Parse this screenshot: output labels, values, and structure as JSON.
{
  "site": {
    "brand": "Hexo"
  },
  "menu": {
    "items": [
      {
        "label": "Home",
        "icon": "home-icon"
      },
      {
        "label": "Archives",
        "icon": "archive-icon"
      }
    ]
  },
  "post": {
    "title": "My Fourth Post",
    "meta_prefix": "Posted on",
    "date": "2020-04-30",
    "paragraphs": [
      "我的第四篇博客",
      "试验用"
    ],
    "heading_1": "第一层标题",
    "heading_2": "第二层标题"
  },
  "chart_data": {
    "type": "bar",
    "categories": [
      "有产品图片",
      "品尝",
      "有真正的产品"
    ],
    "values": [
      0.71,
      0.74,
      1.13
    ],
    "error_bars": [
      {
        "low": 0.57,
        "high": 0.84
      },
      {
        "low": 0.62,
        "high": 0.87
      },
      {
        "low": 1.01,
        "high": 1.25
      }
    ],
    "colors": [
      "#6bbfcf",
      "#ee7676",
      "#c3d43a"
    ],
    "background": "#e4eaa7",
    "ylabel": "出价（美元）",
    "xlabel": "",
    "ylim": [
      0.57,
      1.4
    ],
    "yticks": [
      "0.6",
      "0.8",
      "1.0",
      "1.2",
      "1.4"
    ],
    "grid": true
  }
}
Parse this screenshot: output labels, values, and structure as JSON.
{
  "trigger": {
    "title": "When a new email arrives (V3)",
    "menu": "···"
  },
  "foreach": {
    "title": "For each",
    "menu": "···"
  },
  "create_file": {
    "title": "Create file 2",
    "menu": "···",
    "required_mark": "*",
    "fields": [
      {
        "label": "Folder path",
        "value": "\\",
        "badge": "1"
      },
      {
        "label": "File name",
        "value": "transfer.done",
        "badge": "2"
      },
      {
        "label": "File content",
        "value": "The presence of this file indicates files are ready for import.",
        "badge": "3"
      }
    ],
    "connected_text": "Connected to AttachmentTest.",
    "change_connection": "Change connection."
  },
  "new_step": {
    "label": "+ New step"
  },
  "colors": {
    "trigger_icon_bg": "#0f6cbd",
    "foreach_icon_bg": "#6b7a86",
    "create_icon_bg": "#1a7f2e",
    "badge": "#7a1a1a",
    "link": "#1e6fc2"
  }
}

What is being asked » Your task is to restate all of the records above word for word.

Task response »
Parse this screenshot: output labels, values, and structure as JSON.
{
  "site": {
    "brand": "Hexo"
  },
  "menu": {
    "items": [
      {
        "label": "Home",
        "icon": "home-icon"
      },
      {
        "label": "Archives",
        "icon": "archive-icon"
      }
    ]
  },
  "post": {
    "title": "My Fourth Post",
    "meta_prefix": "Posted on",
    "date": "2020-04-30",
    "paragraphs": [
      "我的第四篇博客",
      "试验用"
    ],
    "heading_1": "第一层标题",
    "heading_2": "第二层标题"
  },
  "chart_data": {
    "type": "bar",
    "categories": [
      "有产品图片",
      "品尝",
      "有真正的产品"
    ],
    "values": [
      0.71,
      0.74,
      1.13
    ],
    "error_bars": [
      {
        "low": 0.57,
        "high": 0.84
      },
      {
        "low": 0.62,
        "high": 0.87
      },
      {
        "low": 1.01,
        "high": 1.25
      }
    ],
    "colors": [
      "#6bbfcf",
      "#ee7676",
      "#c3d43a"
    ],
    "background": "#e4eaa7",
    "ylabel": "出价（美元）",
    "xlabel": "",
    "ylim": [
      0.57,
      1.4
    ],
    "yticks": [
      "0.6",
      "0.8",
      "1.0",
      "1.2",
      "1.4"
    ],
    "grid": true
  }
}
Parse this screenshot: output labels, values, and structure as JSON.
{
  "trigger": {
    "title": "When a new email arrives (V3)",
    "menu": "···"
  },
  "foreach": {
    "title": "For each",
    "menu": "···"
  },
  "create_file": {
    "title": "Create file 2",
    "menu": "···",
    "required_mark": "*",
    "fields": [
      {
        "label": "Folder path",
        "value": "\\",
        "badge": "1"
      },
      {
        "label": "File name",
        "value": "transfer.done",
        "badge": "2"
      },
      {
        "label": "File content",
        "value": "The presence of this file indicates files are ready for import.",
        "badge": "3"
      }
    ],
    "connected_text": "Connected to AttachmentTest.",
    "change_connection": "Change connection."
  },
  "new_step": {
    "label": "+ New step"
  },
  "colors": {
    "trigger_icon_bg": "#0f6cbd",
    "foreach_icon_bg": "#6b7a86",
    "create_icon_bg": "#1a7f2e",
    "badge": "#7a1a1a",
    "link": "#1e6fc2"
  }
}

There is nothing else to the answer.